As the smartphoned world continues to go crazy for messaging apps, Anna Chapman, associate director in our business and strategy team, looks at how WhatsApp can power research...

At Crowd we’re always keen to work with new methodologies – and have a particular fascination with trying to appropriate the myriad, UX-lovely platforms and services that exist outside of the insight industry. Recently we’ve found ourselves using WhatsApp on a number of projects. So what’s so great about using a messaging app for qual?

Since we’re in the business of capturing natural responses, it’s a no-brainer to meet people in an environment where they feel at home. And people feel very comfortable using WhatsApp, because many of us are on it a lot of the time. The usage stats show that globally it’s trumping more conventional social platforms, with one third of WhatsApp’s 990 million users chatting on it daily and the average user sending 1,000 messages per month (42 billion per day, apparently). What’s more, WhatsApp is growing faster than its prodigious parent company Facebook did, even in its heyday.

WhatsApp is rather large...
WhatsApp is rather large...

Cost, or lack of it, is one of the reasons that WhatsApp is so popular. What’s not to love about an app that allows you to chat with your friends for free, wherever they are in the world, in a private space? And, the good news is that it’s also a free platform for research – at least for now.

WhatsApp beats using a community for a number of reasons, primarily because it’s far less hassle for everyone involved. Members don’t have to make an effort to register and recall a password, meaning dropout rates are much lower. Moderators can easily nudge people into action when they’re hanging out right there in the space (rather than having to prompt them with an email and redirect them to an unfamiliar community). One of our team admits to having a ‘chat’ from the gym on his phone. This accessibility is definitely a benefit for the client, if not for the time-poor researcher…

WhatsApp is highly adaptable and has worked for us across diverse projects, from celebrity futureproofing with 35-55 year-olds in the UK to a hefty global piece on childhood. Across the board, we’ve been impressed by the quality of responses. Communities can sometimes feel impersonal, causing nervous participants to hold back, wary of the strangers in the room. But people are used to sharing information with their friends on WhatsApp so they tend to be chattier and give bolder answers, smattered with emojis.

Increasingly we’re using images and video to communicate with our audience and it’s second nature for people to share short form media and links on WhatsApp. What’s more, screenshot conversations look great in presentations. Of course, much of the above can be applied to using social media in general for research and we’ve also had great results with Tumblr, Instagram and Pinterest. Suitability is uppermost – it’s important to use a platform that resonates with your target audience in each case.

When you’re planning a global project, you need to consider market and audience variations. In the US, for example, Facebook messenger dominates for adults and teens use Viber. But in Latin America and the Middle East, two thirds of internet users are WhatsApping. Of course, it makes sense to use native platforms wherever possible, so in China choose WeChat, or Kakao Talk in South Korea. It’s also easy to use different messaging apps in one project.

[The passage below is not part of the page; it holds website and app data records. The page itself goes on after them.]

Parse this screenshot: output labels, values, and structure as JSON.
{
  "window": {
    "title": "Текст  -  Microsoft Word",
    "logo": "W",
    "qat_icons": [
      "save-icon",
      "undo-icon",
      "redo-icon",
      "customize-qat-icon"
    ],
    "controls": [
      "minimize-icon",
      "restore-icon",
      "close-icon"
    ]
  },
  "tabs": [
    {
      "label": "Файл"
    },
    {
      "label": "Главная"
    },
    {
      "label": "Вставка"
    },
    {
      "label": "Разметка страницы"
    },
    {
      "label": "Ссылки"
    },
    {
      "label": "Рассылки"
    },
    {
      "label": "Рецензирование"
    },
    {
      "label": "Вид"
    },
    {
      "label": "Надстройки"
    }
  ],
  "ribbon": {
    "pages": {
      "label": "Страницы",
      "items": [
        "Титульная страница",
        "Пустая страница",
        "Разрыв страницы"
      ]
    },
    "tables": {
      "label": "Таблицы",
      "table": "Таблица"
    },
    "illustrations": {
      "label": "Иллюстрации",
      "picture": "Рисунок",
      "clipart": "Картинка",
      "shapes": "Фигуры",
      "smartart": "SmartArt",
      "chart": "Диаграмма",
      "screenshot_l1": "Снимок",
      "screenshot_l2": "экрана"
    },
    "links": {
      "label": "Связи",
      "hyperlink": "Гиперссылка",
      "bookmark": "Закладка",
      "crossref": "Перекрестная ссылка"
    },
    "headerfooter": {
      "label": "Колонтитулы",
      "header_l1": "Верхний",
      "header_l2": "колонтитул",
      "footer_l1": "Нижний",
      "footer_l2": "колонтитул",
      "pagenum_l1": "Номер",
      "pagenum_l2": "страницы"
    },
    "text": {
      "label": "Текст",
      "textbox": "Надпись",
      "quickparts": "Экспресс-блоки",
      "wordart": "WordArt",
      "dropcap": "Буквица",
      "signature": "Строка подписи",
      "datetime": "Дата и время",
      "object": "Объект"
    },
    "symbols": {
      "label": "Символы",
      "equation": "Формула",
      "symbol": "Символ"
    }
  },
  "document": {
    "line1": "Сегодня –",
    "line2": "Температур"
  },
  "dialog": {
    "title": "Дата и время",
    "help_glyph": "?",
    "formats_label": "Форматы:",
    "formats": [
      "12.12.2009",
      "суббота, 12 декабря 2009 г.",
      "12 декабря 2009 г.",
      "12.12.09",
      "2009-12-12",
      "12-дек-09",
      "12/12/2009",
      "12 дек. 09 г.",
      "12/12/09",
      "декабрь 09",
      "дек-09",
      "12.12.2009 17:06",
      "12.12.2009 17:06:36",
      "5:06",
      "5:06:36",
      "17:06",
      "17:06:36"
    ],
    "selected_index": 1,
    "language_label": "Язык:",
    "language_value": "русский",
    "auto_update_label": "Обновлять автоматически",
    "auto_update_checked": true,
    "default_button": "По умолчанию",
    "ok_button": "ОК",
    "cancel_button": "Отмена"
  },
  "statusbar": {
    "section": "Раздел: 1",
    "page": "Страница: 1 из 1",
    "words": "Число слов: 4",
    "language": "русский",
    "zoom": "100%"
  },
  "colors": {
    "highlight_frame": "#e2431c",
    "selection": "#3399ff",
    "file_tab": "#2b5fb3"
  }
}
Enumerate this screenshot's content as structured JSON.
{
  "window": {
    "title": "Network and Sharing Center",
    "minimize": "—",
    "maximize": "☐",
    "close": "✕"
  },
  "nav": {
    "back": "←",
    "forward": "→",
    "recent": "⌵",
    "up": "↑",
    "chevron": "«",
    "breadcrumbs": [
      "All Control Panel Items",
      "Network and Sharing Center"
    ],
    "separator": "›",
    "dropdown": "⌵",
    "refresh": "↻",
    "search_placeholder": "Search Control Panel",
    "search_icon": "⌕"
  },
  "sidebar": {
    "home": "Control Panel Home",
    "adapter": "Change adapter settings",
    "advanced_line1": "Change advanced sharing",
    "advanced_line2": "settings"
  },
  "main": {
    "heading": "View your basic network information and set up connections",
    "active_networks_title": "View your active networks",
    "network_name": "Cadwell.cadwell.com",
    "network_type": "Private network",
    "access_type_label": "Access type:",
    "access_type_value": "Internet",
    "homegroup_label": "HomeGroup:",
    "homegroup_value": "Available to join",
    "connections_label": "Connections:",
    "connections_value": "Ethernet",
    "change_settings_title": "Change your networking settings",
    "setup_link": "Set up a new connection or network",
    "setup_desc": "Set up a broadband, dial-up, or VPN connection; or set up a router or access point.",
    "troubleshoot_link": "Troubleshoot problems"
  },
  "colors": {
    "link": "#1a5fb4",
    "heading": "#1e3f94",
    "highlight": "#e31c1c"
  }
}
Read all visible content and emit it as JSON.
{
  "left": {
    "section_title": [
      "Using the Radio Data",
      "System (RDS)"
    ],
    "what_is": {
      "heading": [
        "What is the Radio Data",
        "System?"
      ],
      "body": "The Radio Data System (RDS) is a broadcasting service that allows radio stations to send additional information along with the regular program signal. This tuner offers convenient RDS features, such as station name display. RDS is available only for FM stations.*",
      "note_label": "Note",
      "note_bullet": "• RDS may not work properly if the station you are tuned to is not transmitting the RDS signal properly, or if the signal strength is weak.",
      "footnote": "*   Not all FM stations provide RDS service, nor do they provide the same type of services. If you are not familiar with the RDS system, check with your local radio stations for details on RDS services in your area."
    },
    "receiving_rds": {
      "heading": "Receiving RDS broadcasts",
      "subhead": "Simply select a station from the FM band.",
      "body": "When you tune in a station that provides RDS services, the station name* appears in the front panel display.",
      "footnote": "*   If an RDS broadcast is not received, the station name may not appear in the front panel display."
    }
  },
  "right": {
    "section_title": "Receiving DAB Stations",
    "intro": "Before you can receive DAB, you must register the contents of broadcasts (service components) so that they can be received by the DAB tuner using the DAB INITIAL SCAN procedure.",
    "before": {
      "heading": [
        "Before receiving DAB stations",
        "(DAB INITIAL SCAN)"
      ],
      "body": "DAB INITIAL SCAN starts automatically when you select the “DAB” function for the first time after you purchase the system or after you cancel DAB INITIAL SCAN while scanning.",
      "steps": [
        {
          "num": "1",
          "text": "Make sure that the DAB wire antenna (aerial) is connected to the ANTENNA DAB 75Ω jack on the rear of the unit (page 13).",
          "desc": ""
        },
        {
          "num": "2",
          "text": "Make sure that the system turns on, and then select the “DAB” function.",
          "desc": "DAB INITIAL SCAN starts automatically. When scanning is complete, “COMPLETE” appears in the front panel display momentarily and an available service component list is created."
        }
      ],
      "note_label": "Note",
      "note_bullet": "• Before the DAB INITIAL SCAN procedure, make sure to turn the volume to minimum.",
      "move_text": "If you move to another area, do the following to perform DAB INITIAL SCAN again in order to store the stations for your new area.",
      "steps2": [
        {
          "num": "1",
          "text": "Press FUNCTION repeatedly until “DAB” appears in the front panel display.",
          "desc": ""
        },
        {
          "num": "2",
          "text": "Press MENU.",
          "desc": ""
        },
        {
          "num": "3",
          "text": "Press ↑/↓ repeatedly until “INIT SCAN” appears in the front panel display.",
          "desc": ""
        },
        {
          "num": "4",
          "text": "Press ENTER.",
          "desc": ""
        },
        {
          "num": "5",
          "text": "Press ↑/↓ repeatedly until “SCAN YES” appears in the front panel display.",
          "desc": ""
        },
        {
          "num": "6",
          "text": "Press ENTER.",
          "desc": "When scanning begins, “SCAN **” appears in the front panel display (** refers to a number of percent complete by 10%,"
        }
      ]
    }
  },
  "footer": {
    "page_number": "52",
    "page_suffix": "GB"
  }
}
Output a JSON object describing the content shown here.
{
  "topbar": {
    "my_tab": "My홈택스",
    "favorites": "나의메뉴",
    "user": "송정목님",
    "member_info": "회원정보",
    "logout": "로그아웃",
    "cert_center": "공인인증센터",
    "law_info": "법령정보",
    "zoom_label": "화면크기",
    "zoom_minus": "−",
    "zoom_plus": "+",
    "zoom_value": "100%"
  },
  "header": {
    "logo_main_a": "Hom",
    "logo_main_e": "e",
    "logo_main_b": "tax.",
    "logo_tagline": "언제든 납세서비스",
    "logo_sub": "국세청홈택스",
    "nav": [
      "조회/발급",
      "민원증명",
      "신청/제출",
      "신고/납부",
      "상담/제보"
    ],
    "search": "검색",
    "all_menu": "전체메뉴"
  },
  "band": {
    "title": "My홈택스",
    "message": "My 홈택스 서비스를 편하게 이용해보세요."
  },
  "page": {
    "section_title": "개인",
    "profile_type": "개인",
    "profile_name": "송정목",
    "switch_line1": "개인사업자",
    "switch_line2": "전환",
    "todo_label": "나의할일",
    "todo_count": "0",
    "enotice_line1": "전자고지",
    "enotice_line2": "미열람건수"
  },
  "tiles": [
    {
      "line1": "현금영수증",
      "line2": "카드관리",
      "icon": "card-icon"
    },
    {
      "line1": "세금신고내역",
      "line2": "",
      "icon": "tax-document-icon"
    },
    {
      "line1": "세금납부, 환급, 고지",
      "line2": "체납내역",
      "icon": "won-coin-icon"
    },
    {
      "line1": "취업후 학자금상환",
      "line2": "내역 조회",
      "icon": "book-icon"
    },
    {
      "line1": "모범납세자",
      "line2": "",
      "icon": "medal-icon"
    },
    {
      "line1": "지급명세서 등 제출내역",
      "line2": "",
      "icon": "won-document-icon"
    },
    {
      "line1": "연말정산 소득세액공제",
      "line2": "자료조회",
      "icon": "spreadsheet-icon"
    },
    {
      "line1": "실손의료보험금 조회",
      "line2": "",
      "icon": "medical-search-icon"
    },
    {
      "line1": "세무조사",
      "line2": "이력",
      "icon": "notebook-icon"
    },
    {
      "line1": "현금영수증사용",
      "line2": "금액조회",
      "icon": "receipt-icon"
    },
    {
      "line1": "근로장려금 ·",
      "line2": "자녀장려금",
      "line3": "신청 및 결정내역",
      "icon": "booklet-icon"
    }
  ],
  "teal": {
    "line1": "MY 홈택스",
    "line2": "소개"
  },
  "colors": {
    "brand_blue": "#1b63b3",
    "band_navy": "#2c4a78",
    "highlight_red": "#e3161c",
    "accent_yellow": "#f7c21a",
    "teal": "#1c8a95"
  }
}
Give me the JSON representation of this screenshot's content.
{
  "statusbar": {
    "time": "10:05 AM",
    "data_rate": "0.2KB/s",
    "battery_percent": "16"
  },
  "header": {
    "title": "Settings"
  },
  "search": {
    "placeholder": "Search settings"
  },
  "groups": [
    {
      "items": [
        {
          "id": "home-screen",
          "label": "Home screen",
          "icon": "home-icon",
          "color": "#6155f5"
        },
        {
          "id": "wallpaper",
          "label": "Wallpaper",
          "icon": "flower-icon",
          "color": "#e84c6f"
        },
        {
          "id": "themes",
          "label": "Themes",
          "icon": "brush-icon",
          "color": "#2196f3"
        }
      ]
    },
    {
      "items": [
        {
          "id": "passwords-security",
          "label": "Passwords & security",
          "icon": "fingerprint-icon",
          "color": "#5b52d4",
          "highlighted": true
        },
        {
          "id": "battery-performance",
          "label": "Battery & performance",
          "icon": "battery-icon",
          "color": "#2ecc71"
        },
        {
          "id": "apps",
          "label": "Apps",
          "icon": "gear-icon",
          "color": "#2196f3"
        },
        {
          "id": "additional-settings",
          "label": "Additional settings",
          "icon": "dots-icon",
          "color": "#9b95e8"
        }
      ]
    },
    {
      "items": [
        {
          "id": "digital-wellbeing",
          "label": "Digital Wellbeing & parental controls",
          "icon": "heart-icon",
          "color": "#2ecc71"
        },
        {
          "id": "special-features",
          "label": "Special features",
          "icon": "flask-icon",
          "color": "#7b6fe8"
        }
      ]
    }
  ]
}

Naturally, there are downsides (and we’re not about to completely ditch the more research industry-specific online tools we also often use just yet) – it can be overwhelming trying to maintain conversations with numerous people across the world at once, so we recommend using WhatsApp as part of the project; in a smallish diary task, for example. We tend to use it as one element in our overall approach, supporting it with more in-depth interviews, expert opinion or workshops afterwards.

As messaging apps continue to flourish, WhatsApp – plus no doubt future offerings that will emerge – will become an important methodology, offering us an alternative to more conventional communities and other mobile research tools, and a fluid, credible way into the conversations that get us to the heart of contemporary culture.